● WORK ORDER
The records must be retyped exactly, with no pictures included.
─── DATA EXCERPTS
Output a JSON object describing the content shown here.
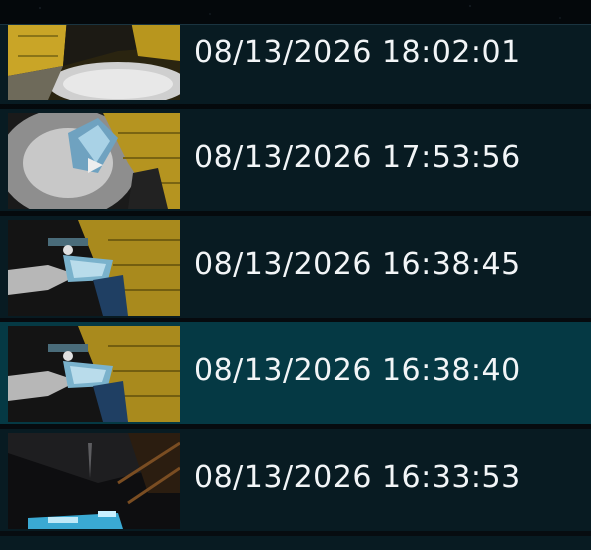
{
  "screenshots": [
    {
      "timestamp": "08/13/2026 18:02:01",
      "thumb": "yellow-room-floor"
    },
    {
      "timestamp": "08/13/2026 17:53:56",
      "thumb": "ice-block-hand"
    },
    {
      "timestamp": "08/13/2026 16:38:45",
      "thumb": "ice-rifle-yellow-wall"
    },
    {
      "timestamp": "08/13/2026 16:38:40",
      "thumb": "ice-rifle-yellow-wall"
    },
    {
      "timestamp": "08/13/2026 16:33:53",
      "thumb": "dark-ceiling-corridor"
    }
  ],
  "selected_index": 3,
  "colors": {
    "row_bg": "#081b22",
    "row_selected_bg": "#053944",
    "text": "#f2f5f7"
  }
}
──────
● YOUR RESPONSE
Output a JSON object describing the content shown here.
{
  "screenshots": [
    {
      "timestamp": "08/13/2026 18:02:01",
      "thumb": "yellow-room-floor"
    },
    {
      "timestamp": "08/13/2026 17:53:56",
      "thumb": "ice-block-hand"
    },
    {
      "timestamp": "08/13/2026 16:38:45",
      "thumb": "ice-rifle-yellow-wall"
    },
    {
      "timestamp": "08/13/2026 16:38:40",
      "thumb": "ice-rifle-yellow-wall"
    },
    {
      "timestamp": "08/13/2026 16:33:53",
      "thumb": "dark-ceiling-corridor"
    }
  ],
  "selected_index": 3,
  "colors": {
    "row_bg": "#081b22",
    "row_selected_bg": "#053944",
    "text": "#f2f5f7"
  }
}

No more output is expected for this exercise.